ASSIGNMENT:
Extract each line holding the word "true" from the entries.

AVAILABLE RECORDS:

· · · ·

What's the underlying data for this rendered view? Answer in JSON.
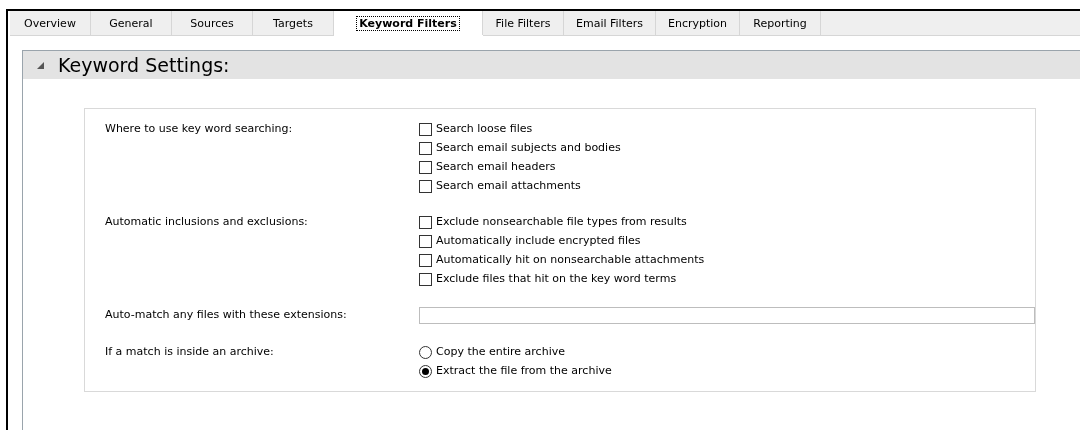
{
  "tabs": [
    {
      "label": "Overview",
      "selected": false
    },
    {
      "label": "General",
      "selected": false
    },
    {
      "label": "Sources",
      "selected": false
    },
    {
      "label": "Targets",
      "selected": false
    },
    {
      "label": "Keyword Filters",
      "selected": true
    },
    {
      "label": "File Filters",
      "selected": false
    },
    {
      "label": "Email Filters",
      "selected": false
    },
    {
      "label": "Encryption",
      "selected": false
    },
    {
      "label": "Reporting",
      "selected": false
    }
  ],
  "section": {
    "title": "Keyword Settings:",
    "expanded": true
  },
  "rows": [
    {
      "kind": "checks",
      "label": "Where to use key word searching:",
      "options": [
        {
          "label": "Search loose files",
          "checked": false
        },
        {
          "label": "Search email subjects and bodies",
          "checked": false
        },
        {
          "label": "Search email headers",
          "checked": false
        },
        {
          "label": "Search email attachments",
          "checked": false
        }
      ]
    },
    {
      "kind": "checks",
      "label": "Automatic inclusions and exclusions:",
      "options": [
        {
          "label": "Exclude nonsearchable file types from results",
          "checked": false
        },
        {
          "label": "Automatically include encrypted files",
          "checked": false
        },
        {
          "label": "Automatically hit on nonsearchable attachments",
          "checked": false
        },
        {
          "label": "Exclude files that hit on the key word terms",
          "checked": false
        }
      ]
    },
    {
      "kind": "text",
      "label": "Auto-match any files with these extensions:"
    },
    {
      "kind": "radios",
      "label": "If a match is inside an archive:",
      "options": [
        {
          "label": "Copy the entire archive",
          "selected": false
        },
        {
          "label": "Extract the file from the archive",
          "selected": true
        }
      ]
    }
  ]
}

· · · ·

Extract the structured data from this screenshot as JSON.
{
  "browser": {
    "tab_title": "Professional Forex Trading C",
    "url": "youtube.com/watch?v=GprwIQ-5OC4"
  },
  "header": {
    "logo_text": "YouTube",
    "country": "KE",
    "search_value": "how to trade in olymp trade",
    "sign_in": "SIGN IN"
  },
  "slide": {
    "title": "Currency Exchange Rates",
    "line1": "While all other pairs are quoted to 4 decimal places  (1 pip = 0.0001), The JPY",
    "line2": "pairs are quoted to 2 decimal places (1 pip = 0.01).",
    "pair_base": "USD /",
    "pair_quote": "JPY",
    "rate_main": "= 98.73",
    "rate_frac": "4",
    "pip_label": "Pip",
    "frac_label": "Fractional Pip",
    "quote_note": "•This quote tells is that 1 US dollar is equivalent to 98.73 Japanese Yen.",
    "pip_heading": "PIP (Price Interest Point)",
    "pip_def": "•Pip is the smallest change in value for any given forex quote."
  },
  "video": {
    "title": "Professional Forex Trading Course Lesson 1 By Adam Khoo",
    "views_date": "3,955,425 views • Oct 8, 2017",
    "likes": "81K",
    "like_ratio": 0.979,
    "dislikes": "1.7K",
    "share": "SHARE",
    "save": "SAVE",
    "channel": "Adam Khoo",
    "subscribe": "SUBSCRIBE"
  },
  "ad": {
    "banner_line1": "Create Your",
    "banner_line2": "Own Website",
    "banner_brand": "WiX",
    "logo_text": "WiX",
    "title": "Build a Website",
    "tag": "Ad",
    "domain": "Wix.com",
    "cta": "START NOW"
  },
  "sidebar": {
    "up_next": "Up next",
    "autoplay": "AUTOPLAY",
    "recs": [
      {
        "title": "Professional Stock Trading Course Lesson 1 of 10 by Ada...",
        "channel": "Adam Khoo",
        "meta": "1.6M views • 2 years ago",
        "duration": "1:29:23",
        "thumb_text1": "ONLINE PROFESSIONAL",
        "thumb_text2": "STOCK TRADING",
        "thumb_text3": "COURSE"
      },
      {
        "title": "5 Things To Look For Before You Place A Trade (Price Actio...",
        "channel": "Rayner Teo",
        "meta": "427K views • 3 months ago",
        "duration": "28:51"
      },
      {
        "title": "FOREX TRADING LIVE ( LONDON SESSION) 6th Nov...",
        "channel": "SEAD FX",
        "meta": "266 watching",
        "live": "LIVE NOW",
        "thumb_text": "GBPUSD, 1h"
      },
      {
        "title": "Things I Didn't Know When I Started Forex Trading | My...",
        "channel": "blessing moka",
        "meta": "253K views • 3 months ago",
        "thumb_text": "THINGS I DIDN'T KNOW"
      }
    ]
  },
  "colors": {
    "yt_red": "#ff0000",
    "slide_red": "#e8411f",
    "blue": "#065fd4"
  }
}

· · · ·

SOLUTION FOR THIS TASK:
      "selected": true
    "expanded": true
          "selected": true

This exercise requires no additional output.